Take medicines, for example. Herbal medicines are created from natural plant sources.
They can be dangerous and will do more harm than good if used carelessly or without
proper knowledge of the effects of the herb and the correct dosages. So it is with
natural insecticides. Just because it's called 'natural', many people mistakenly believe
it's non-toxic. The problem is the word 'natural', yet it must be used to describe and
Take nicotine, for another example. It's a natural extract of the tobacco plant. In pure
form, it's highly toxic to mammals. Yet, it's used to control insects near plant harvest
time. The warm weather increases its effectiveness, yet it quickly degrades. Nicotine
with cigarettes is a well-known, proven cause of lung disease. It's sold as a liquid
concentrate for use against insect pests on vegetables and fruit.
Still another problem with natural insecticides is that for many of them to be effective,

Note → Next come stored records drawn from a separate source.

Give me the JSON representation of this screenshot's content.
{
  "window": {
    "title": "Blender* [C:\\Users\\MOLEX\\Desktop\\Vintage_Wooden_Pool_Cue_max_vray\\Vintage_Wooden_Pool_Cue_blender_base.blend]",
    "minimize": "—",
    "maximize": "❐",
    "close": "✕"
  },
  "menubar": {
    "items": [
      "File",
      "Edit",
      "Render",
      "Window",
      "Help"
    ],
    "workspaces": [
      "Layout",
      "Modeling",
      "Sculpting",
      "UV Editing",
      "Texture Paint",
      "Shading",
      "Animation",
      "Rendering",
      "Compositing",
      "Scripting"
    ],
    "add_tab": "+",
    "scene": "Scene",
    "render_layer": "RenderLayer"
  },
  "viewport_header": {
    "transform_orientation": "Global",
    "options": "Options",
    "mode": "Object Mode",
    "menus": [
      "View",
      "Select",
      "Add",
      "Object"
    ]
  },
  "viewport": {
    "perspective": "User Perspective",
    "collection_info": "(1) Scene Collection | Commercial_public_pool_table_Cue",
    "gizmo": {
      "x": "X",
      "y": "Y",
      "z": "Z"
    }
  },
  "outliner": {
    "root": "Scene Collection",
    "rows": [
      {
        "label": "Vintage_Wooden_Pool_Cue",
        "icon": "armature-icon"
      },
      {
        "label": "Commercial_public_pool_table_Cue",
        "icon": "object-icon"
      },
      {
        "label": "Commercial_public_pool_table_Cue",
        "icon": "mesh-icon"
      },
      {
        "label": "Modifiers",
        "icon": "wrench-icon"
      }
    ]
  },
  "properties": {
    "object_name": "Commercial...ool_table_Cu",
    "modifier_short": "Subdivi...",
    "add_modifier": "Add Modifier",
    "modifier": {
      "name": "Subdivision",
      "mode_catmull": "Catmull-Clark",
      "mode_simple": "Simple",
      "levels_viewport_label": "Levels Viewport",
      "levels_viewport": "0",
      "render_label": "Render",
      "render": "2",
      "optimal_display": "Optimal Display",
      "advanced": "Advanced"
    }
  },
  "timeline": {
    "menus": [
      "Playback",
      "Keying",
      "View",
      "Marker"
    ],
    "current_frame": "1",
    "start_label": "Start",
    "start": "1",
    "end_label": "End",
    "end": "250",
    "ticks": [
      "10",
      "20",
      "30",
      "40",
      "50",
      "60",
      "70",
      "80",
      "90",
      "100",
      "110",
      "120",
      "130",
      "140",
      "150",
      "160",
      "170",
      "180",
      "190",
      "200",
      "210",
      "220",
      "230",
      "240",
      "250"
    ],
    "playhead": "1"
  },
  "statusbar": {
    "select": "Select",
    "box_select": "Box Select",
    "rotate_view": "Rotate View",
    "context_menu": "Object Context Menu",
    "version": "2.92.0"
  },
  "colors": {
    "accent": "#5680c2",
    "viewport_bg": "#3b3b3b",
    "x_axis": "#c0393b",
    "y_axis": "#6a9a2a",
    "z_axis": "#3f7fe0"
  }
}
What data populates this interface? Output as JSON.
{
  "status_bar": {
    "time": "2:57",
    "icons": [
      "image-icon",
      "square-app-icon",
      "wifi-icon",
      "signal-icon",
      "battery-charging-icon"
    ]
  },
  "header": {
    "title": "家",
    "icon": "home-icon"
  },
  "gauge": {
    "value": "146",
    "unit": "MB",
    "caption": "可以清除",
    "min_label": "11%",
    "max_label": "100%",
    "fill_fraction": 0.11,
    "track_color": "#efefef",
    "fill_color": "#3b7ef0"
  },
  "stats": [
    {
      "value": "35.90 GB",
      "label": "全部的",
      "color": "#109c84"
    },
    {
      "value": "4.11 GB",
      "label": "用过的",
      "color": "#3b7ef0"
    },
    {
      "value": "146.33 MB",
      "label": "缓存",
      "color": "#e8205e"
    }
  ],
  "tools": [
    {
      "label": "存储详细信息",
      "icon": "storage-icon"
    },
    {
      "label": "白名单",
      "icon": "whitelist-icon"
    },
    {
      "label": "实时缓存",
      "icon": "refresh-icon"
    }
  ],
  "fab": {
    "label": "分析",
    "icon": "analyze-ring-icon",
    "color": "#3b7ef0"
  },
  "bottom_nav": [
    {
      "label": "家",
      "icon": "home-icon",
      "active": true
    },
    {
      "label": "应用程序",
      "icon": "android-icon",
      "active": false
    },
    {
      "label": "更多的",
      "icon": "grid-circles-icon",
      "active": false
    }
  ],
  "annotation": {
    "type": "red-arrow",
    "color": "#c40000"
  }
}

they must be sued more often than poisons. The best bet is to combine insect control
techniques so that insecticides of any kind are only needed sparingly.
Just because an insecticide is safe for your plant doesn't mean it's safe for you or your
animals. Some people have used pepper derivatives to fight against ants. If you've ever
cleaned hot peppers with your bare fingers, then touched your eyes without thinking,
you know just how painful the pepper residue can be. In strong concentrations, they
can cause blisters to sensitive areas, cuts, or in the eyes or mouth. It would cause a big
problem if you forgot to wash your hands and got the juice on your baby's bottle nipple
or in their eyes.
Rain or automatic sprinklers can dilute the effectiveness of natural insecticides. The
problem lies in having to reapply them before you are ready. If you don't have enough
on hand, it will take longer for them to help you control the insects.
Many problems can be eliminated simply by taking the time to understand exactly what
you're dealing with. The insecticide can work for you or against you. What good are
natural insecticides if you fail to use them properly? Taking a chance can be hazardous
for you, your animals, your children, other insects, birds, and your plants. As the
football coaches say, "The best defence is a good offence."